Top of Supplied data

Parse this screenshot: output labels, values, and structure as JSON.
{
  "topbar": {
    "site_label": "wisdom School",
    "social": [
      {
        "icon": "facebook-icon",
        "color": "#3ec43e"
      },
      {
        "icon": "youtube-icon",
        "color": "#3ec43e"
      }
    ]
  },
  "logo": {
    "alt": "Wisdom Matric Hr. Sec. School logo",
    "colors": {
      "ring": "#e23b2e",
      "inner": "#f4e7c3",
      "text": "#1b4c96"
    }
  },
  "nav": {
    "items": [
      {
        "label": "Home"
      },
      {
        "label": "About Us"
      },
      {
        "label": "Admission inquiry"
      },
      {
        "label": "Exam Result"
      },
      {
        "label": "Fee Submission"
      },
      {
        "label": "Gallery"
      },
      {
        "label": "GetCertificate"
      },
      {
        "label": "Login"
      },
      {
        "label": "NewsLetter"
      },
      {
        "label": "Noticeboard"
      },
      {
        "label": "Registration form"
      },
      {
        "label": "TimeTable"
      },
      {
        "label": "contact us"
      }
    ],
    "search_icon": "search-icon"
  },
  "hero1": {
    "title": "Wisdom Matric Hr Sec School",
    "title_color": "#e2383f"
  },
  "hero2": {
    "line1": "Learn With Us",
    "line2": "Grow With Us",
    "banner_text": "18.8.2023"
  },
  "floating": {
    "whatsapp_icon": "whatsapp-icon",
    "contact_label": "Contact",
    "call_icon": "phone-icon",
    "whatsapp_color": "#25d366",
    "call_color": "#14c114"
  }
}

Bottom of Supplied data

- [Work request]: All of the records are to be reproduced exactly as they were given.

- [Solution to this exercise]:
Parse this screenshot: output labels, values, and structure as JSON.
{
  "topbar": {
    "site_label": "wisdom School",
    "social": [
      {
        "icon": "facebook-icon",
        "color": "#3ec43e"
      },
      {
        "icon": "youtube-icon",
        "color": "#3ec43e"
      }
    ]
  },
  "logo": {
    "alt": "Wisdom Matric Hr. Sec. School logo",
    "colors": {
      "ring": "#e23b2e",
      "inner": "#f4e7c3",
      "text": "#1b4c96"
    }
  },
  "nav": {
    "items": [
      {
        "label": "Home"
      },
      {
        "label": "About Us"
      },
      {
        "label": "Admission inquiry"
      },
      {
        "label": "Exam Result"
      },
      {
        "label": "Fee Submission"
      },
      {
        "label": "Gallery"
      },
      {
        "label": "GetCertificate"
      },
      {
        "label": "Login"
      },
      {
        "label": "NewsLetter"
      },
      {
        "label": "Noticeboard"
      },
      {
        "label": "Registration form"
      },
      {
        "label": "TimeTable"
      },
      {
        "label": "contact us"
      }
    ],
    "search_icon": "search-icon"
  },
  "hero1": {
    "title": "Wisdom Matric Hr Sec School",
    "title_color": "#e2383f"
  },
  "hero2": {
    "line1": "Learn With Us",
    "line2": "Grow With Us",
    "banner_text": "18.8.2023"
  },
  "floating": {
    "whatsapp_icon": "whatsapp-icon",
    "contact_label": "Contact",
    "call_icon": "phone-icon",
    "whatsapp_color": "#25d366",
    "call_color": "#14c114"
  }
}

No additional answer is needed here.